## WHAT YOU NEED TO DO
Reproduce the data in its entirety, exactly as written.

## EXCERPTED RECORDS
********

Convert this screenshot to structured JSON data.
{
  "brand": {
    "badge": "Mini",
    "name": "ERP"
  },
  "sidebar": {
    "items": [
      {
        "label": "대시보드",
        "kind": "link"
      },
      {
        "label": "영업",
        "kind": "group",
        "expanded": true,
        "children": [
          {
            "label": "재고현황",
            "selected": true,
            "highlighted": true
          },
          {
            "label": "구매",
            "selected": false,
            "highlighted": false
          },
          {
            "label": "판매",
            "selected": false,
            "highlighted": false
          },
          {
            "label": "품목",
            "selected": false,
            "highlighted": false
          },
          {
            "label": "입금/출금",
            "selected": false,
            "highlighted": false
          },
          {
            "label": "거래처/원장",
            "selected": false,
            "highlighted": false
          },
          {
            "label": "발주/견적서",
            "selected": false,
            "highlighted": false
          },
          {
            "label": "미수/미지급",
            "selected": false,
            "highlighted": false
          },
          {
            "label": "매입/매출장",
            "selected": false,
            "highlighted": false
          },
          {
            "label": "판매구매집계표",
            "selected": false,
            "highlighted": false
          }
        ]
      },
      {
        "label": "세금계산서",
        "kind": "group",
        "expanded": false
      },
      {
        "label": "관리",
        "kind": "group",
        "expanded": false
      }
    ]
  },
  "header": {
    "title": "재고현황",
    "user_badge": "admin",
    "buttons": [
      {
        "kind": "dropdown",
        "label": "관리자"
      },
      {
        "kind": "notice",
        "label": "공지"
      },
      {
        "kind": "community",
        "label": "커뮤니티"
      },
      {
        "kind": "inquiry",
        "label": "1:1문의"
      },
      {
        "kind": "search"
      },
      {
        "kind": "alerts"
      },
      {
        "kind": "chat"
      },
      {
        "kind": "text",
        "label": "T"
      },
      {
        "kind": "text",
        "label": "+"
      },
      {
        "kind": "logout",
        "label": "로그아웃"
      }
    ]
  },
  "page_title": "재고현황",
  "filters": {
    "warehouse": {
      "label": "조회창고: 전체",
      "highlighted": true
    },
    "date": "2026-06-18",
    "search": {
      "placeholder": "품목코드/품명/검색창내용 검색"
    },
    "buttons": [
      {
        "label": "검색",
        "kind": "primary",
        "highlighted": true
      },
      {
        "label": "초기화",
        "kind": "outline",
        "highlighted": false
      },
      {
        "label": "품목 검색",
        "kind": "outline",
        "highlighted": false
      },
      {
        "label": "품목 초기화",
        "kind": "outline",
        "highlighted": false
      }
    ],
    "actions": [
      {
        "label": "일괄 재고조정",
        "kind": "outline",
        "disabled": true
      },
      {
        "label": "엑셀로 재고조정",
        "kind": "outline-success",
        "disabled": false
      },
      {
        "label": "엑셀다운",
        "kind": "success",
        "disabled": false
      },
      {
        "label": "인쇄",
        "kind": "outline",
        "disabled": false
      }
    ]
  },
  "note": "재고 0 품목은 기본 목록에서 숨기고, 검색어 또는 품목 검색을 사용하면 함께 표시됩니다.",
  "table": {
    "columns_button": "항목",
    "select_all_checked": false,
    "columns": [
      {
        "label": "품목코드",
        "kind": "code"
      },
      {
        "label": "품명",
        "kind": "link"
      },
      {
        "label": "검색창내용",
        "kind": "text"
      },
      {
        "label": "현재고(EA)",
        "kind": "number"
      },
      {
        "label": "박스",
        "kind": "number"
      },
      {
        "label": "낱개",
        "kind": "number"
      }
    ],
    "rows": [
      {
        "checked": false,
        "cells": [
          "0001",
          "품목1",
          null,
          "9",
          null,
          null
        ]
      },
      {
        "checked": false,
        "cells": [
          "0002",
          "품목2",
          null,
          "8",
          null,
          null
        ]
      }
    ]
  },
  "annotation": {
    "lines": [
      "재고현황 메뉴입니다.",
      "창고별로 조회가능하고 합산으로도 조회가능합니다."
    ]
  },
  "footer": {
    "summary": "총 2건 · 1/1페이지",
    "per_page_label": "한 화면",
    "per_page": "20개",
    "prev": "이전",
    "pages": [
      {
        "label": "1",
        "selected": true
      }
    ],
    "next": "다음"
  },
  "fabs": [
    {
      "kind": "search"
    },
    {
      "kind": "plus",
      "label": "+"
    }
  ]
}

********

## TASK SOLUTION
Convert this screenshot to structured JSON data.
{
  "brand": {
    "badge": "Mini",
    "name": "ERP"
  },
  "sidebar": {
    "items": [
      {
        "label": "대시보드",
        "kind": "link"
      },
      {
        "label": "영업",
        "kind": "group",
        "expanded": true,
        "children": [
          {
            "label": "재고현황",
            "selected": true,
            "highlighted": true
          },
          {
            "label": "구매",
            "selected": false,
            "highlighted": false
          },
          {
            "label": "판매",
            "selected": false,
            "highlighted": false
          },
          {
            "label": "품목",
            "selected": false,
            "highlighted": false
          },
          {
            "label": "입금/출금",
            "selected": false,
            "highlighted": false
          },
          {
            "label": "거래처/원장",
            "selected": false,
            "highlighted": false
          },
          {
            "label": "발주/견적서",
            "selected": false,
            "highlighted": false
          },
          {
            "label": "미수/미지급",
            "selected": false,
            "highlighted": false
          },
          {
            "label": "매입/매출장",
            "selected": false,
            "highlighted": false
          },
          {
            "label": "판매구매집계표",
            "selected": false,
            "highlighted": false
          }
        ]
      },
      {
        "label": "세금계산서",
        "kind": "group",
        "expanded": false
      },
      {
        "label": "관리",
        "kind": "group",
        "expanded": false
      }
    ]
  },
  "header": {
    "title": "재고현황",
    "user_badge": "admin",
    "buttons": [
      {
        "kind": "dropdown",
        "label": "관리자"
      },
      {
        "kind": "notice",
        "label": "공지"
      },
      {
        "kind": "community",
        "label": "커뮤니티"
      },
      {
        "kind": "inquiry",
        "label": "1:1문의"
      },
      {
        "kind": "search"
      },
      {
        "kind": "alerts"
      },
      {
        "kind": "chat"
      },
      {
        "kind": "text",
        "label": "T"
      },
      {
        "kind": "text",
        "label": "+"
      },
      {
        "kind": "logout",
        "label": "로그아웃"
      }
    ]
  },
  "page_title": "재고현황",
  "filters": {
    "warehouse": {
      "label": "조회창고: 전체",
      "highlighted": true
    },
    "date": "2026-06-18",
    "search": {
      "placeholder": "품목코드/품명/검색창내용 검색"
    },
    "buttons": [
      {
        "label": "검색",
        "kind": "primary",
        "highlighted": true
      },
      {
        "label": "초기화",
        "kind": "outline",
        "highlighted": false
      },
      {
        "label": "품목 검색",
        "kind": "outline",
        "highlighted": false
      },
      {
        "label": "품목 초기화",
        "kind": "outline",
        "highlighted": false
      }
    ],
    "actions": [
      {
        "label": "일괄 재고조정",
        "kind": "outline",
        "disabled": true
      },
      {
        "label": "엑셀로 재고조정",
        "kind": "outline-success",
        "disabled": false
      },
      {
        "label": "엑셀다운",
        "kind": "success",
        "disabled": false
      },
      {
        "label": "인쇄",
        "kind": "outline",
        "disabled": false
      }
    ]
  },
  "note": "재고 0 품목은 기본 목록에서 숨기고, 검색어 또는 품목 검색을 사용하면 함께 표시됩니다.",
  "table": {
    "columns_button": "항목",
    "select_all_checked": false,
    "columns": [
      {
        "label": "품목코드",
        "kind": "code"
      },
      {
        "label": "품명",
        "kind": "link"
      },
      {
        "label": "검색창내용",
        "kind": "text"
      },
      {
        "label": "현재고(EA)",
        "kind": "number"
      },
      {
        "label": "박스",
        "kind": "number"
      },
      {
        "label": "낱개",
        "kind": "number"
      }
    ],
    "rows": [
      {
        "checked": false,
        "cells": [
          "0001",
          "품목1",
          null,
          "9",
          null,
          null
        ]
      },
      {
        "checked": false,
        "cells": [
          "0002",
          "품목2",
          null,
          "8",
          null,
          null
        ]
      }
    ]
  },
  "annotation": {
    "lines": [
      "재고현황 메뉴입니다.",
      "창고별로 조회가능하고 합산으로도 조회가능합니다."
    ]
  },
  "footer": {
    "summary": "총 2건 · 1/1페이지",
    "per_page_label": "한 화면",
    "per_page": "20개",
    "prev": "이전",
    "pages": [
      {
        "label": "1",
        "selected": true
      }
    ],
    "next": "다음"
  },
  "fabs": [
    {
      "kind": "search"
    },
    {
      "kind": "plus",
      "label": "+"
    }
  ]
}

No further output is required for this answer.